A non-fiction title as the starting point to this month’s 6 Degrees of Separation run by the lovely Kate.
Malcolm Gladwell’s book The Tipping Point has become part of the modern business and sociological vocabulary, although I suspect that more people have read reviews about it rather than actually read it. Perhaps more have read another book of his, Outliers, which became notorious for bursting the myth about creative genius. Success is not just about innate ability, but a combination of hard work (those oft-quoted 10,000 hours to gain mastery), your cultural legacy (what you are born into) and sheer dumb luck.
My second book in the link is also non-fiction, but also relies on sweeping generalisations, although it also includes some close anthropological observation. This is Watching the English: The Hidden Rules of English Behaviour by Kate Fox and it is full of very funny observations. Here is something that I notice at the train station every single morning.
There is something quintessentially English about ‘Typical!’ It manages simultaneously to convey huffy indignation and a sense of passive, resigned acceptance, an acknowledgement that things will invariably go wrong, that life is full of little frustrations and difficulties (and wars and terrorists) and that one must simply put up with it… a sort of grumpy, cynical stoicism.
The idealised image of the English and their countryside is the link for the next book, one in the popular Miss Read series: Thrush Green. Set in the Cotswolds in the 1950s, before the influx of commuters and second homers, this is the Little Britain that Brexiters perhaps believe they can revert to, but charming nevertheless.
Of course, only a small proportion of people ever lived in this rural bliss and for much more realistic and horrifying look at the rape of the countryside you only need to read Fiona Mozley’s Elmet.

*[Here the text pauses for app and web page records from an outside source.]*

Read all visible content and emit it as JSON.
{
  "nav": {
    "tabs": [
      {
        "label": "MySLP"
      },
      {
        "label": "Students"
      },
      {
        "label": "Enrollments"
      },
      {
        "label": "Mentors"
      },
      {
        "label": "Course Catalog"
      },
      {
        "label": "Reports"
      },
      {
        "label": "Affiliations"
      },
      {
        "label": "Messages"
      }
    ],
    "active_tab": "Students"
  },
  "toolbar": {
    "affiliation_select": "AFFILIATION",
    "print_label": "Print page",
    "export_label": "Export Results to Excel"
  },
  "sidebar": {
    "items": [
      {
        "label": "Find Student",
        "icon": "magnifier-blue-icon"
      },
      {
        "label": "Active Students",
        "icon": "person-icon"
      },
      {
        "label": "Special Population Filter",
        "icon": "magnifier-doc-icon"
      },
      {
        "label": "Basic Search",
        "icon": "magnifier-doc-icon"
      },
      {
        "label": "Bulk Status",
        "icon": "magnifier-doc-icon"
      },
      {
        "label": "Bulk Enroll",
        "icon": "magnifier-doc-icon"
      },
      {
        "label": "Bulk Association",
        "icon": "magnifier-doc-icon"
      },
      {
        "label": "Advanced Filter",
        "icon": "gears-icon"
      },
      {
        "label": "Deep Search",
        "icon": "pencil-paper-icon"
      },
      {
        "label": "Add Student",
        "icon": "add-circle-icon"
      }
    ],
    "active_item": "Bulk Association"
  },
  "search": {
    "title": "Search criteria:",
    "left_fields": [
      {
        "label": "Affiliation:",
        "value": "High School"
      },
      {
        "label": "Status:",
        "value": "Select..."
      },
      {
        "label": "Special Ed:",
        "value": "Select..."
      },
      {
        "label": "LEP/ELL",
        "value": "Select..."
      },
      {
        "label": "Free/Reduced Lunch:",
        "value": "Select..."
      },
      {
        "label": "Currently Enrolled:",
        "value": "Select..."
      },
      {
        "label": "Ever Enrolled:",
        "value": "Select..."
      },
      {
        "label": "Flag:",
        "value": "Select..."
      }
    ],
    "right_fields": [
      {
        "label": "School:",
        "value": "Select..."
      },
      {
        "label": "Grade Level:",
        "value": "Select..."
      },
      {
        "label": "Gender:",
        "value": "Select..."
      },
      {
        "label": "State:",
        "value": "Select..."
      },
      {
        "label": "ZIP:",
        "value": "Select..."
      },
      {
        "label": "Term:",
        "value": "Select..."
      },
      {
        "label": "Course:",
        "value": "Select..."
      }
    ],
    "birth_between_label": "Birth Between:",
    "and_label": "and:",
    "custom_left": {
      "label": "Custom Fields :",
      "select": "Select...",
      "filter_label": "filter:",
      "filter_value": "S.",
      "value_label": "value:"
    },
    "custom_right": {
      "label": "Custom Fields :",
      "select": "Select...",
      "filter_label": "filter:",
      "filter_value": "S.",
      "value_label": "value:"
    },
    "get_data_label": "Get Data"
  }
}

The harshness of life on the land, albeit a hundred years or so ago and in a different country, is also very much present in Romanian author Liviu Rebreanu’s Răscoala (The Revolt), which describes the circumstances leading to the Peasants’ Revolts of 1907 in Romania and its aftermath.
Finally, and this is a bit of weird side-jump, but the word ‘răscoala’ reminds me of Raskolnikov, so my last link is to Crime and Punishment by Dostoevsky, one of the books that got me hooked on the kind of writing that comfortably straddles the border between crime and literary genres, and which shows that labelling really doesn’t matter.
So from what is essentially a self-help book for businesses and marketers to urban poverty and despair, via a detour in the countryside… I really do know how to keep things cheery and relaxed, don’t I? Where will your six links take you?